─── Given records

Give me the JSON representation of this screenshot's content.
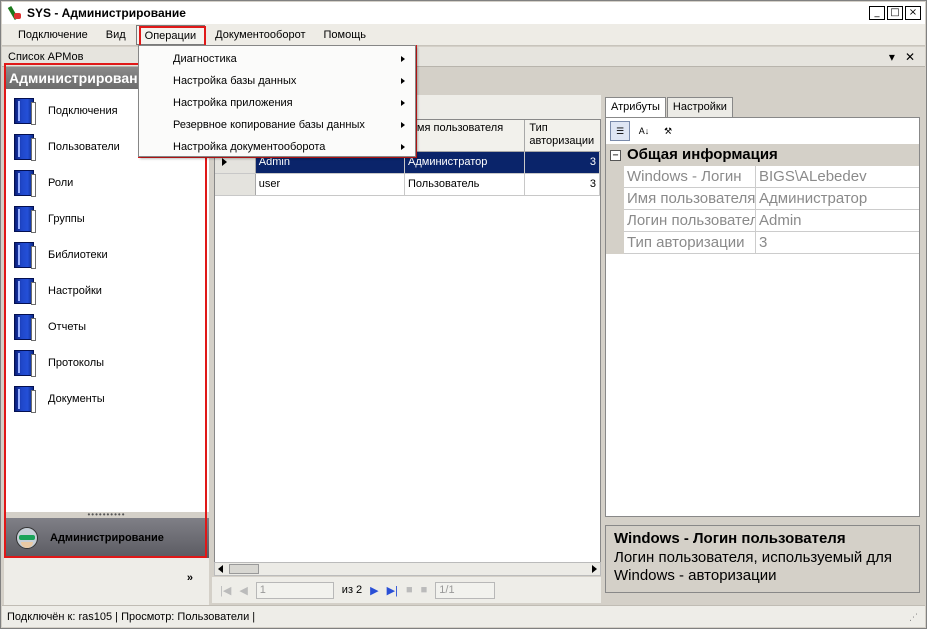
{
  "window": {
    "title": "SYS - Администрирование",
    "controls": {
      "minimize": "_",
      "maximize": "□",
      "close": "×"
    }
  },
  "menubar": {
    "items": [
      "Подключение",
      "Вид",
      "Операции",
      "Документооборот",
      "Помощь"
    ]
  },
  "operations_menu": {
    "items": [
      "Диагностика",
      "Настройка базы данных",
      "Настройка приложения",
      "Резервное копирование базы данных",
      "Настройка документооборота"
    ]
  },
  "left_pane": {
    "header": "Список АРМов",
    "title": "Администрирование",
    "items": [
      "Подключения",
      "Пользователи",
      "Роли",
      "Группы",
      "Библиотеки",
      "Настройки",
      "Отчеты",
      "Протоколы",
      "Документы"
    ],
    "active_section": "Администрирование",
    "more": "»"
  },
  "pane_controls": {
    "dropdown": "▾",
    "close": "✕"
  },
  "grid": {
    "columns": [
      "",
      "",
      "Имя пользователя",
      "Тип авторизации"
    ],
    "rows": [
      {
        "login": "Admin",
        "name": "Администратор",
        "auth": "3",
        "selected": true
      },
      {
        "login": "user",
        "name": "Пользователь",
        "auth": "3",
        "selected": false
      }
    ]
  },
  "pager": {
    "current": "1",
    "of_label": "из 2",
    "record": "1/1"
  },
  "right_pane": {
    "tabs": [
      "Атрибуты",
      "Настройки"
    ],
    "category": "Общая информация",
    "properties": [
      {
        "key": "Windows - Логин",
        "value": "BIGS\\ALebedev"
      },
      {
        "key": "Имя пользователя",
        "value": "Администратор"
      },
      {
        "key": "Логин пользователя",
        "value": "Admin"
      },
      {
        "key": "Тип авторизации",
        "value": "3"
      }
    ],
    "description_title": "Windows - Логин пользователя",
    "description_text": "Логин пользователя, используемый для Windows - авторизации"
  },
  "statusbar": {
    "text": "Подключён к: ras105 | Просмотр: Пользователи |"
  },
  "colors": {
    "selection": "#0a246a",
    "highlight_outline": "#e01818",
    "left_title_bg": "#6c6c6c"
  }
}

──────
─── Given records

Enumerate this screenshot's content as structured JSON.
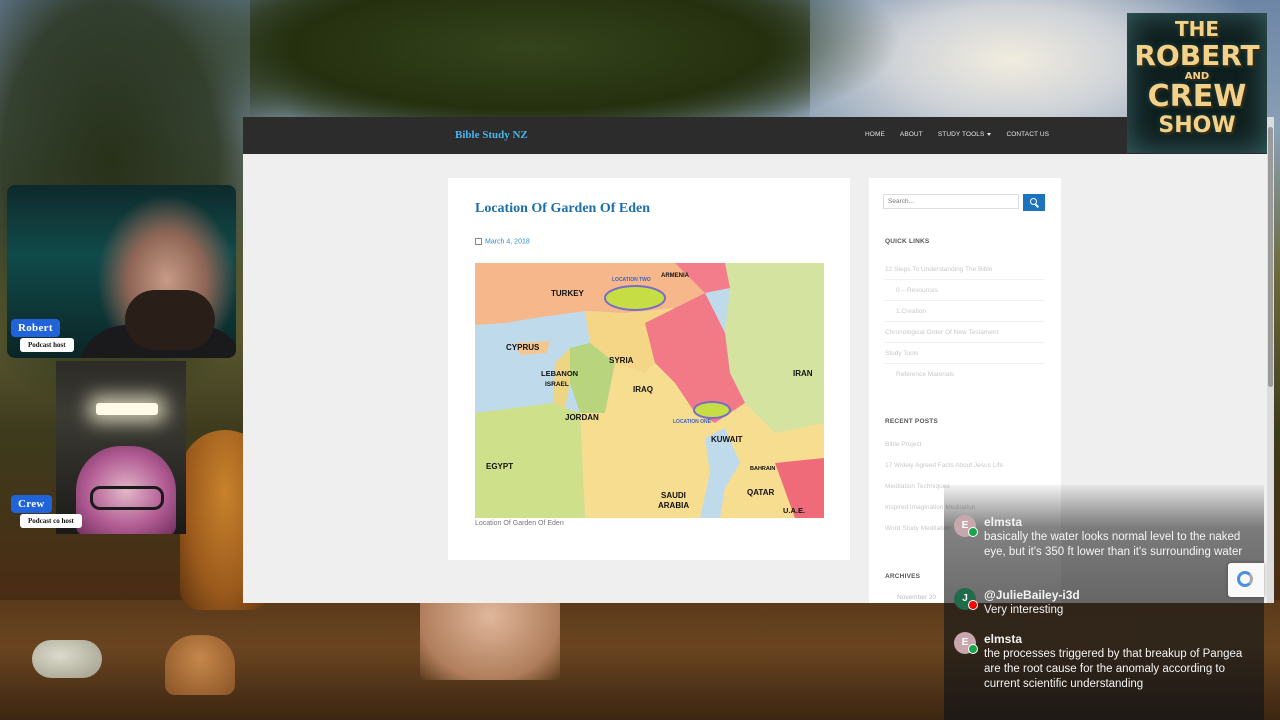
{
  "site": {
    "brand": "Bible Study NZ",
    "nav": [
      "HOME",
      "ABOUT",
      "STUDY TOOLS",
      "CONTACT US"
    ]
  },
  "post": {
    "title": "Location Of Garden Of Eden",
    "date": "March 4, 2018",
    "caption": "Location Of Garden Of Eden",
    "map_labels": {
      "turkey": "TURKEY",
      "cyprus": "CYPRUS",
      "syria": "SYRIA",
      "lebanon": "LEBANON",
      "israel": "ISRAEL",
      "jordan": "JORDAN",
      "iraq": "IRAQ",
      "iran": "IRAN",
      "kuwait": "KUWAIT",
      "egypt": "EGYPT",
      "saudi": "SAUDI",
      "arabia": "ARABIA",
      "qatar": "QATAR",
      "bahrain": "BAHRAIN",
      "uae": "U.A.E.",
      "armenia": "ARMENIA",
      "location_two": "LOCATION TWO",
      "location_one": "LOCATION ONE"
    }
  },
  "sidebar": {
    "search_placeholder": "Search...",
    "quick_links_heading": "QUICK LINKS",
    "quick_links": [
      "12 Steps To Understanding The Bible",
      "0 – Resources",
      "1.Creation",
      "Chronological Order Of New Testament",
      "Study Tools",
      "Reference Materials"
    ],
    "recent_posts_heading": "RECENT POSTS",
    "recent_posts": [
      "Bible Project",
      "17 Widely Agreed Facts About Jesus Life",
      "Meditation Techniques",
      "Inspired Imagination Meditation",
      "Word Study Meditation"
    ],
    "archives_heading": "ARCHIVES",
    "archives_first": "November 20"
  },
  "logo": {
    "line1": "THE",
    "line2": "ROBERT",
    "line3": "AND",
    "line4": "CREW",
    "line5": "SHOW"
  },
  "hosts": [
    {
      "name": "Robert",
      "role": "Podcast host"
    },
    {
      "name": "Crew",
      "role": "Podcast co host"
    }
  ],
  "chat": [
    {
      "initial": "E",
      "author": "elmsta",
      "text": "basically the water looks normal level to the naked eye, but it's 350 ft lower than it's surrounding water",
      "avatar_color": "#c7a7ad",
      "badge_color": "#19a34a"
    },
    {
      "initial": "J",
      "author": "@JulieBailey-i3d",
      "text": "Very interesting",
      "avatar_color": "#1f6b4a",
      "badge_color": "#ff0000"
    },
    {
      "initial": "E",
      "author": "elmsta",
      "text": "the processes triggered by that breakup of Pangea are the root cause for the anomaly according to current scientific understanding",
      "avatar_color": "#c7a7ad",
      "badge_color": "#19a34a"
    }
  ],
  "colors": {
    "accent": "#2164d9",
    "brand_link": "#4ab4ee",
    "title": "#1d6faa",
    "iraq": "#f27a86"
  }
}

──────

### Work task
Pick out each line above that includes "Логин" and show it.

### Task output
        "key": "Windows - Логин",
        "key": "Логин пользователя",
    "description_title": "Windows - Логин пользователя",
    "description_text": "Логин пользователя, используемый для Windows - авторизации"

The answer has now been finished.